I had an interesting talk with my six year old twin daughters last night. They've really taken a liking to soccer and we signed them up for a one week camp with the local University Coach. That's not too shabby since he has some National Championships under his belt. This is their stepping stone, their path to high school glory, then a scholarship and then... Whoa, sorry, back from dreamland. The real question the family had was whether the girls should attend the half day camp, or the 9-5 intensive. The girls were insistent that they wanted to do the all day. My wife and I wear leery, but eventually the dream of tired little girls (who actually went to bed at night) won out and they got their all day wish.
Yesterday was their first day at camp and I fear it was a rather rude awakening for them. They were cold. They were tired. They hated that the boys were so much better than them. They wanted to switch to the half day camp. My heart went out to them, but I also knew that it was important for them to finish what they set out to do. So I sat them down and had a long talk, one that I feel I ended up learning just as much from it as they did, if not more.
I told them that I knew exactly how they felt. When I was young I felt the same way. I hated to find out that I was not as naturally gifted at something as I thought. It sucked to find out that something was going to be a LOT of hard work to succeed at. It was hardest of all to find out that someone else was better at something than I was. It was just so much easier to want to stay home and play video games. More importantly, that feeling never goes away. They didn't have to worry about the boys being better than them, that was expected at their age. They just had to wait until fourth grade when girls get their growth spurt and are suddenly the tallest in the class. They didn't have to worry if someone else was better, they just had to concentrate on practicing hard and making sure that they were better today than they were yesterday.
It was then that I realized I was also talking about my screenwriting career. Let's face it. To say this is a tough business would be underselling the point. I think it's even tougher for writers because everyone thinks they can be a writer. It's something we've all done. We might not have acted, but we've written lots of things. Why not a movie? Then we get that first feedback and find out we aren't nearly as good as we think we are. It sucks. It's tough. It's a terrible reality check. It just seems so much easier to play video games than put yourself out there again. It's the same with contests. We all enter with stars in our eyes. We enter "that awesome contest that that other guy won and totally signed with an agent and sold his script so all I have to do is win it and the same thing will happen to me" (whew). Do I even have to tell you that it doesn't work that way?

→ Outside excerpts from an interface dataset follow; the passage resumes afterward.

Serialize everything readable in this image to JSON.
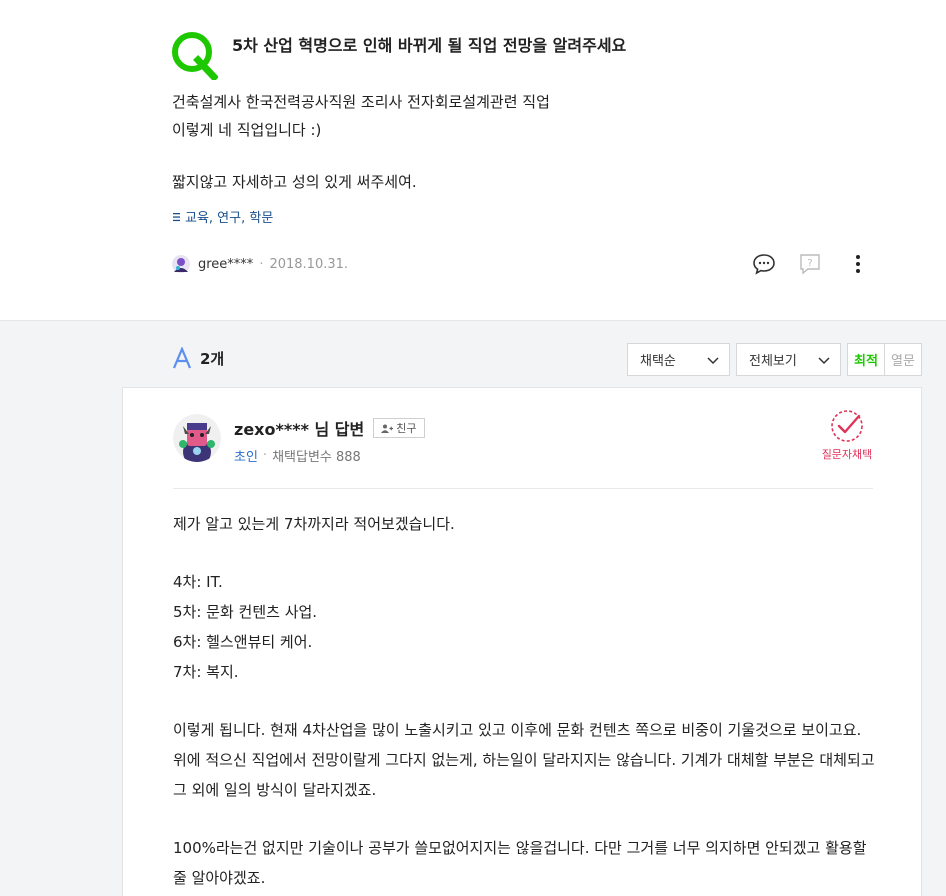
{
  "question": {
    "title": "5차 산업 혁명으로 인해 바뀌게 될 직업 전망을 알려주세요",
    "body_lines": [
      "건축설계사 한국전력공사직원 조리사 전자회로설계관련 직업",
      "이렇게 네 직업입니다 :)",
      "짧지않고 자세하고 성의 있게 써주세여."
    ],
    "category": "교육, 연구, 학문",
    "author": "gree****",
    "date": "2018.10.31."
  },
  "answers_header": {
    "count_label": "2개",
    "sort_select": "채택순",
    "view_select": "전체보기",
    "toggle_on": "최적",
    "toggle_off": "열문"
  },
  "answer": {
    "user": "zexo**** 님 답변",
    "friend_label": "친구",
    "grade": "초인",
    "adopt_count": "채택답변수 888",
    "choose_label": "질문자채택",
    "paragraphs": [
      "제가 알고 있는게 7차까지라 적어보겠습니다.",
      "4차: IT.",
      "5차: 문화 컨텐츠 사업.",
      "6차: 헬스앤뷰티 케어.",
      "7차: 복지.",
      "이렇게 됩니다. 현재 4차산업을 많이 노출시키고 있고 이후에 문화 컨텐츠 쪽으로 비중이 기울것으로 보이고요. 위에 적으신 직업에서 전망이랄게 그다지 없는게, 하는일이 달라지지는 않습니다. 기계가 대체할 부분은 대체되고 그 외에 일의 방식이 달라지겠죠.",
      "100%라는건 없지만 기술이나 공부가 쓸모없어지지는 않을겁니다. 다만 그거를 너무 의지하면 안되겠고 활용할줄 알아야겠죠."
    ]
  },
  "colors": {
    "q_green": "#1ec800",
    "a_blue": "#5b8ff0",
    "accent_red": "#e0335a",
    "link_blue": "#2b6fce"
  },
  "icons": [
    "q-mark-icon",
    "category-icon",
    "comment-icon",
    "report-icon",
    "more-icon",
    "a-mark-icon",
    "chevron-down-icon",
    "friend-add-icon",
    "choose-check-icon"
  ]
}
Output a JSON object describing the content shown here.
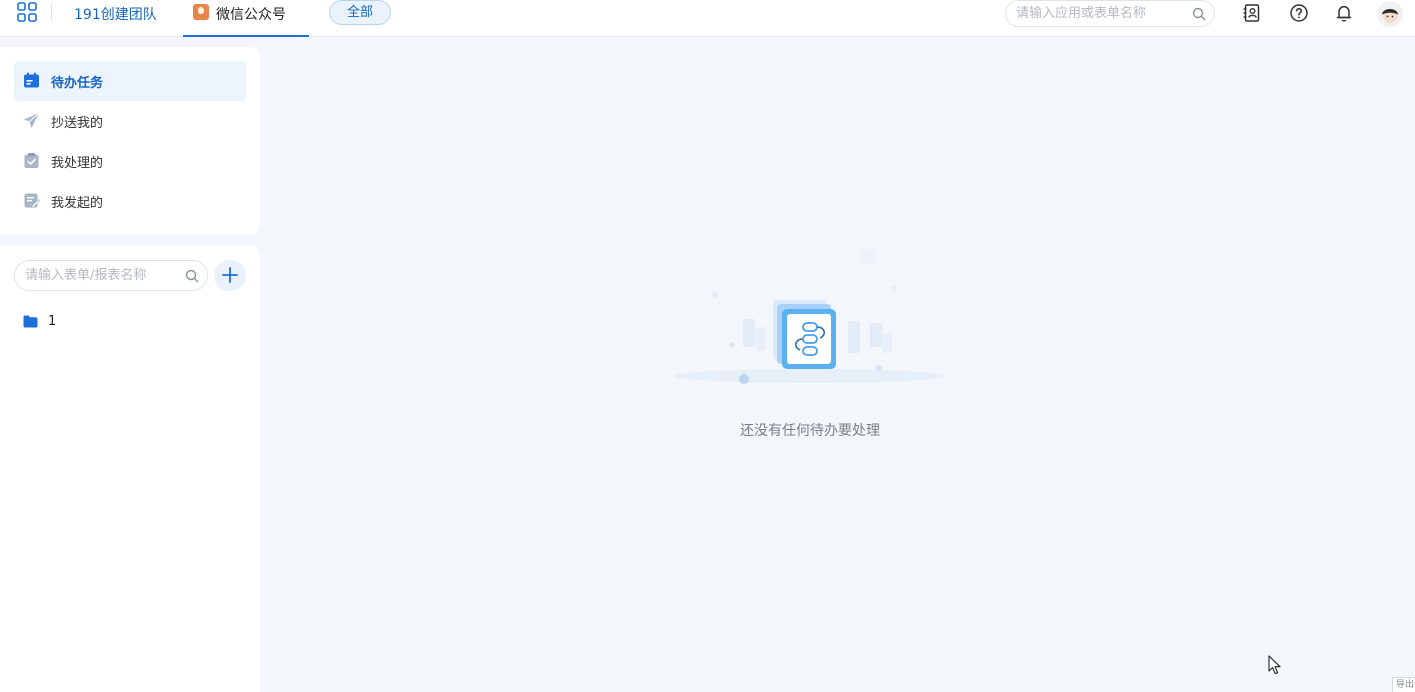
{
  "topbar": {
    "team_name": "191创建团队",
    "app_name": "微信公众号",
    "filter_pill": "全部",
    "search_placeholder": "请输入应用或表单名称",
    "icons": [
      "apps-grid-icon",
      "contacts-icon",
      "help-icon",
      "bell-icon",
      "avatar"
    ],
    "accent_color": "#1e6fd9"
  },
  "sidebar": {
    "nav_items": [
      {
        "label": "待办任务",
        "icon": "calendar-todo-icon",
        "active": true
      },
      {
        "label": "抄送我的",
        "icon": "paper-plane-icon",
        "active": false
      },
      {
        "label": "我处理的",
        "icon": "clipboard-check-icon",
        "active": false
      },
      {
        "label": "我发起的",
        "icon": "edit-form-icon",
        "active": false
      }
    ],
    "form_search_placeholder": "请输入表单/报表名称",
    "folders": [
      {
        "label": "1",
        "icon": "folder-icon"
      }
    ]
  },
  "main": {
    "empty_message": "还没有任何待办要处理"
  },
  "corner_widget": {
    "text": "导出"
  }
}
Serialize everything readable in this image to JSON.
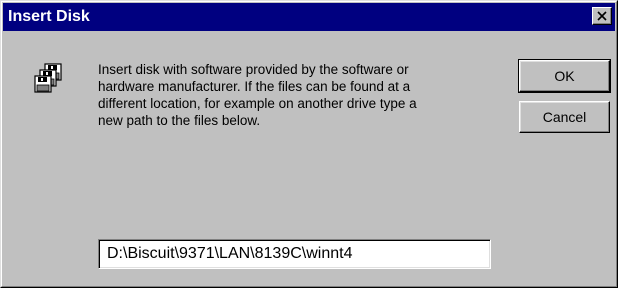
{
  "window": {
    "title": "Insert Disk",
    "close_icon": "close-x-icon"
  },
  "message": {
    "icon": "floppy-disks-icon",
    "text": "Insert disk with software provided by the software or\nhardware manufacturer.  If the files can be found at a\ndifferent location, for example on another drive type a\nnew path to the files below."
  },
  "buttons": {
    "ok_label": "OK",
    "cancel_label": "Cancel"
  },
  "path_field": {
    "value": "D:\\Biscuit\\9371\\LAN\\8139C\\winnt4"
  },
  "colors": {
    "title_bar": "#000080",
    "dialog_face": "#c0c0c0"
  }
}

I talked to my daughters about my career. I asked them how long they think it's taken Dustin and to get to this point. Five years. It's taken us five years of work to get to this point. By work, I mean work. We have so much invested I can't even quantify it. We have personal time invested, human capital, financial capital, marriage capital, friendship capital and the scary capital of the real possibility of finding out for certain that we will never realize our dreams. But we are better today than we were yesterday. We are certainly better than we were five years ago when we opened our first file and wrote "Fade In". Five years from that first page to being invited to attend the Final Draft Awards next week. That's not too shabby. We're thrilled with that time frame.
I also asked my daughters if they knew how many contests Dustin and I entered before we finally won the Industry Insider Contest. Twelve. We entered twelve contests before we won. What would have happened if we quit after that first loss? Or the third? Or the tenth? Would I be sitting in some office cubicle thinking about that time I tried to be a screenwriter and failed? Would I be bitter that the town just couldn't see my talent? Who knows? Who cares? Dustin and I decided to focus on the fact that we got better each time. That eventually we broke through to the quarterfinals of a contest, then the semi's, then the finals, then we finally won. Suddenly the sting of losing, didn't sting so much anymore. Suddenly the hard work wasn't so hard anymore.
So, as I sat and talked with my daughters, and got them excited to attend full day camp, I reflected on the year ahead. I thought about the hard work ahead and the rejection yet to come (and it's coming, it's always coming in this business). I thought about the fact that I might find out that I'm not as good as I think I am. I vowed not to let the fear of rejection, or hard work, let me retreat to the safety of the couch and play video games. The is not a one and done business. You don't write a script, light up the town and sell it for millions. Or, as I would tell the millennials I used to manage, "You don't get hired as the CEO." This is a baby steps industry. Keep moving forward. Keep making sure that you're better today than you were yesterday.